Data provided —
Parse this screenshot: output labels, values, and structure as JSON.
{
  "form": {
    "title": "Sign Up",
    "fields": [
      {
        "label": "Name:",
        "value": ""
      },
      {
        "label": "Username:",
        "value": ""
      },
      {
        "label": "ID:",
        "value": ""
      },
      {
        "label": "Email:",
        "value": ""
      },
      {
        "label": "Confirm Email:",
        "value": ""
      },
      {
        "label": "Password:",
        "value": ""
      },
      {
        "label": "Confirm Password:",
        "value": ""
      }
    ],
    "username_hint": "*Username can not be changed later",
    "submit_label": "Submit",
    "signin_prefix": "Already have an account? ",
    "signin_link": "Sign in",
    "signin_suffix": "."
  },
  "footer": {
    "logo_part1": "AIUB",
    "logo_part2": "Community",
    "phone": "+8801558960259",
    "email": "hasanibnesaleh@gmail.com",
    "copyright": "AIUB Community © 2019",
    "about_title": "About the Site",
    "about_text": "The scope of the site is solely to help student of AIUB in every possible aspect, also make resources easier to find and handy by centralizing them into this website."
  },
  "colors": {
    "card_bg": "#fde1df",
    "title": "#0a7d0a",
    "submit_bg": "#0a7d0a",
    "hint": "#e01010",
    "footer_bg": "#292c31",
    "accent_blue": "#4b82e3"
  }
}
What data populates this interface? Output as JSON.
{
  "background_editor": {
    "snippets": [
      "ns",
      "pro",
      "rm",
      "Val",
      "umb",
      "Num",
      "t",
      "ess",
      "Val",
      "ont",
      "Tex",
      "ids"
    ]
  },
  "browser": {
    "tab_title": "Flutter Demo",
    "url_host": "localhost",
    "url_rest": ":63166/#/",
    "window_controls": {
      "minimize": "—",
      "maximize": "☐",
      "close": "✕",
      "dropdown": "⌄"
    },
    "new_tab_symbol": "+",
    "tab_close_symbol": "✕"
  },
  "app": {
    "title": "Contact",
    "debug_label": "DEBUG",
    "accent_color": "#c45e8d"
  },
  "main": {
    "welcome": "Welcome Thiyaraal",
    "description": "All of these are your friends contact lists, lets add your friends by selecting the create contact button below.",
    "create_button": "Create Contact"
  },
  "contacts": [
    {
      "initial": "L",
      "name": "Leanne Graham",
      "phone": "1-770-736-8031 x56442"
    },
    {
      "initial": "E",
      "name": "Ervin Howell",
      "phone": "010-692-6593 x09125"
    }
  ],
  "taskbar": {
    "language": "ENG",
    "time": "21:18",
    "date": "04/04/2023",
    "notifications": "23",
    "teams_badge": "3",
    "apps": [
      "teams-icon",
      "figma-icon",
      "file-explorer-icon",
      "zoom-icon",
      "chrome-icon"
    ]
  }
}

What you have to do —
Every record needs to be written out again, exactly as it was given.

Solution to the exercise —
Parse this screenshot: output labels, values, and structure as JSON.
{
  "form": {
    "title": "Sign Up",
    "fields": [
      {
        "label": "Name:",
        "value": ""
      },
      {
        "label": "Username:",
        "value": ""
      },
      {
        "label": "ID:",
        "value": ""
      },
      {
        "label": "Email:",
        "value": ""
      },
      {
        "label": "Confirm Email:",
        "value": ""
      },
      {
        "label": "Password:",
        "value": ""
      },
      {
        "label": "Confirm Password:",
        "value": ""
      }
    ],
    "username_hint": "*Username can not be changed later",
    "submit_label": "Submit",
    "signin_prefix": "Already have an account? ",
    "signin_link": "Sign in",
    "signin_suffix": "."
  },
  "footer": {
    "logo_part1": "AIUB",
    "logo_part2": "Community",
    "phone": "+8801558960259",
    "email": "hasanibnesaleh@gmail.com",
    "copyright": "AIUB Community © 2019",
    "about_title": "About the Site",
    "about_text": "The scope of the site is solely to help student of AIUB in every possible aspect, also make resources easier to find and handy by centralizing them into this website."
  },
  "colors": {
    "card_bg": "#fde1df",
    "title": "#0a7d0a",
    "submit_bg": "#0a7d0a",
    "hint": "#e01010",
    "footer_bg": "#292c31",
    "accent_blue": "#4b82e3"
  }
}
What data populates this interface? Output as JSON.
{
  "background_editor": {
    "snippets": [
      "ns",
      "pro",
      "rm",
      "Val",
      "umb",
      "Num",
      "t",
      "ess",
      "Val",
      "ont",
      "Tex",
      "ids"
    ]
  },
  "browser": {
    "tab_title": "Flutter Demo",
    "url_host": "localhost",
    "url_rest": ":63166/#/",
    "window_controls": {
      "minimize": "—",
      "maximize": "☐",
      "close": "✕",
      "dropdown": "⌄"
    },
    "new_tab_symbol": "+",
    "tab_close_symbol": "✕"
  },
  "app": {
    "title": "Contact",
    "debug_label": "DEBUG",
    "accent_color": "#c45e8d"
  },
  "main": {
    "welcome": "Welcome Thiyaraal",
    "description": "All of these are your friends contact lists, lets add your friends by selecting the create contact button below.",
    "create_button": "Create Contact"
  },
  "contacts": [
    {
      "initial": "L",
      "name": "Leanne Graham",
      "phone": "1-770-736-8031 x56442"
    },
    {
      "initial": "E",
      "name": "Ervin Howell",
      "phone": "010-692-6593 x09125"
    }
  ],
  "taskbar": {
    "language": "ENG",
    "time": "21:18",
    "date": "04/04/2023",
    "notifications": "23",
    "teams_badge": "3",
    "apps": [
      "teams-icon",
      "figma-icon",
      "file-explorer-icon",
      "zoom-icon",
      "chrome-icon"
    ]
  }
}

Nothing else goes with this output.